EXERCISE AIM: Each line of the records containing "міської" is to be copied out and returned.

Stored records:

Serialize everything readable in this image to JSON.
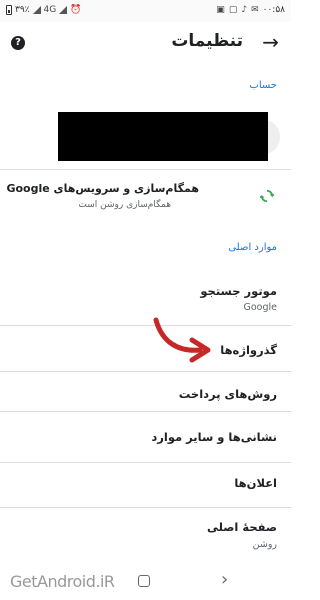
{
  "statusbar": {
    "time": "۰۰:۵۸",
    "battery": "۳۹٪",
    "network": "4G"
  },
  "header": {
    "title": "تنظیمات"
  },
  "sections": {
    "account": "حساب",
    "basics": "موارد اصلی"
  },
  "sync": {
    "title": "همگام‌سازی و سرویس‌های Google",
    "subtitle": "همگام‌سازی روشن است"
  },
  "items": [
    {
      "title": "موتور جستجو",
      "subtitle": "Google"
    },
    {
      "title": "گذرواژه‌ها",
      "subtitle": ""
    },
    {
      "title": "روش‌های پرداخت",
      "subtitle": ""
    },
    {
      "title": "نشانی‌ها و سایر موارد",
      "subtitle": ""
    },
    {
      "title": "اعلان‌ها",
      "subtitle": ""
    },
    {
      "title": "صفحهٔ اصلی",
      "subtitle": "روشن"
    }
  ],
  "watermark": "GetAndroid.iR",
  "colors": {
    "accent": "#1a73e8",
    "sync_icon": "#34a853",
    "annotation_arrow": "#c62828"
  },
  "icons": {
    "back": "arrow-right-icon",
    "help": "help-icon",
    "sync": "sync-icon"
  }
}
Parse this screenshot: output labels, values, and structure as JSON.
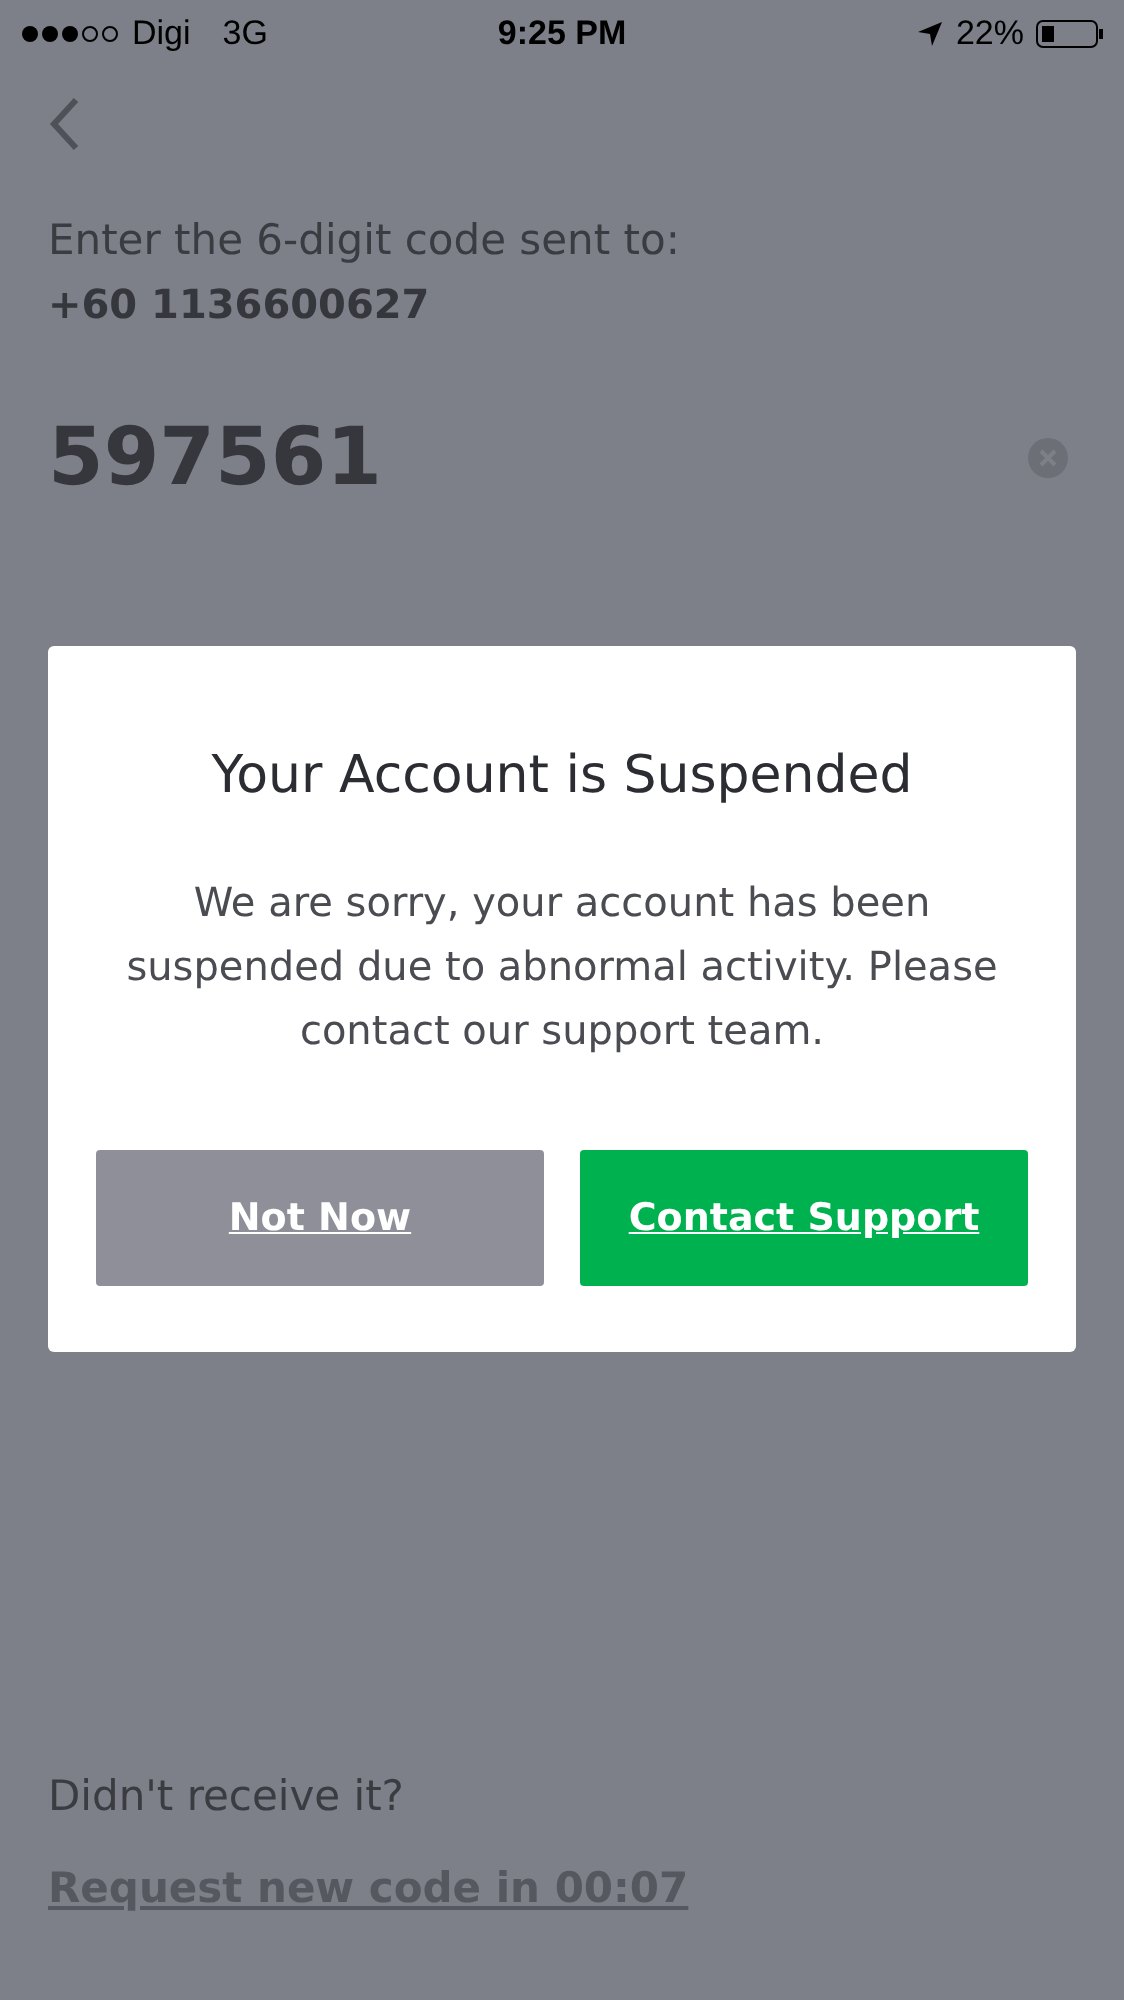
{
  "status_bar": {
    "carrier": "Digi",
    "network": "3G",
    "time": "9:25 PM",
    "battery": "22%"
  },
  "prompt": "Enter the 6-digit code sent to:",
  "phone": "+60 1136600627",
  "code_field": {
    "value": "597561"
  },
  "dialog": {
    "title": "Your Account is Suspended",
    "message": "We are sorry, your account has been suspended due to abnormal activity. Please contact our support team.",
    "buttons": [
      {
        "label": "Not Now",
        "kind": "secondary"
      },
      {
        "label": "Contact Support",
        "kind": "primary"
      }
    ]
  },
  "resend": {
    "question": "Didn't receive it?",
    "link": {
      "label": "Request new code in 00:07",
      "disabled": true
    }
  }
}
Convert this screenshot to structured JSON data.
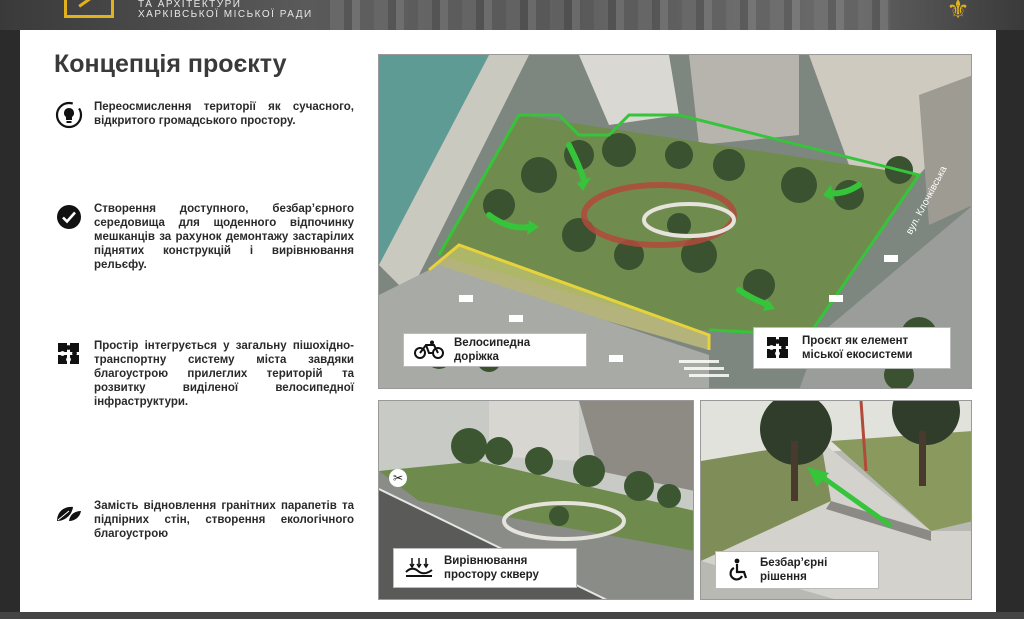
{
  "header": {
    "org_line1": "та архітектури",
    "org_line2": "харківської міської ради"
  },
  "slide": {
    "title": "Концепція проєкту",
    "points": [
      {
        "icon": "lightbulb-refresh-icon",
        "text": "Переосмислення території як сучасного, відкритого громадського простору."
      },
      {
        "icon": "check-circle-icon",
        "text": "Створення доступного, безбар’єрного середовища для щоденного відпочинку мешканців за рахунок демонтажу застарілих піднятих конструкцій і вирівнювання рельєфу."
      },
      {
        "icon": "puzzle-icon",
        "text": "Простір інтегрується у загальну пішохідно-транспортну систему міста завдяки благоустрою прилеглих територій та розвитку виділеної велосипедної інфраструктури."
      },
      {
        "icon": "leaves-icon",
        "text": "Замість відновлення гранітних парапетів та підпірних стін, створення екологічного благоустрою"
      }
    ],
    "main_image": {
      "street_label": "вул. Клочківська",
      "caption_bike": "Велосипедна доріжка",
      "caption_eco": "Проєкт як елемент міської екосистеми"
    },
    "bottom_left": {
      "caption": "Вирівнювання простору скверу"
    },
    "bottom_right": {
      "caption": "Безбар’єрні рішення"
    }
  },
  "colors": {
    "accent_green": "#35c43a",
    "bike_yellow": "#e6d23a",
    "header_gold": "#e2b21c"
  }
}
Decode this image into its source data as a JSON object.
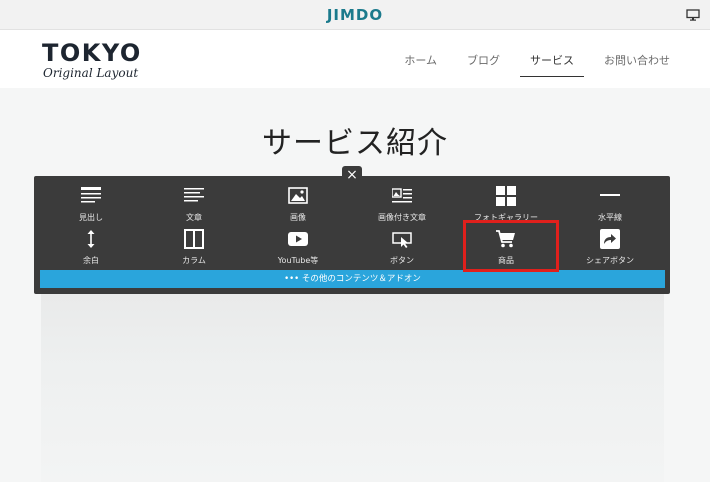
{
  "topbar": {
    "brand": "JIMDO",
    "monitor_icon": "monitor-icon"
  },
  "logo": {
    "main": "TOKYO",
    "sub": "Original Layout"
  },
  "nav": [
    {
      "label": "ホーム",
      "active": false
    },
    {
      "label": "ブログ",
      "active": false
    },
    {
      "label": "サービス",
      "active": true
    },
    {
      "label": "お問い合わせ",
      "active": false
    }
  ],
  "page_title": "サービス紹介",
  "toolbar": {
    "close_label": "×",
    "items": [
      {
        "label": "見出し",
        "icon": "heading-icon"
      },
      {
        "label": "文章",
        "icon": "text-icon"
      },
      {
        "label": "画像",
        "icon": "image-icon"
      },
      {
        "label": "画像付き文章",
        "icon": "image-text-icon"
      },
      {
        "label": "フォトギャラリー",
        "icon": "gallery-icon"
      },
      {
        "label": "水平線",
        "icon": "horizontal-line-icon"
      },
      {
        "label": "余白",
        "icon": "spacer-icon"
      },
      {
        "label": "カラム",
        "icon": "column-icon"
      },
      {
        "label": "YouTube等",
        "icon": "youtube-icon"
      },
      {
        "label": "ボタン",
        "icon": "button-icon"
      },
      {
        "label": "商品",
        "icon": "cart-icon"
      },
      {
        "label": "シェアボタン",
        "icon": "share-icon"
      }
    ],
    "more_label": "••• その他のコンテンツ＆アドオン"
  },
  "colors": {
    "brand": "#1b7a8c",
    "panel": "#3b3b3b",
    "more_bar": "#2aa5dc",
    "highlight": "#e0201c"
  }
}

TASK ANSWER:
    "org_line2": "харківської міської ради"
      "caption_eco": "Проєкт як елемент міської екосистеми"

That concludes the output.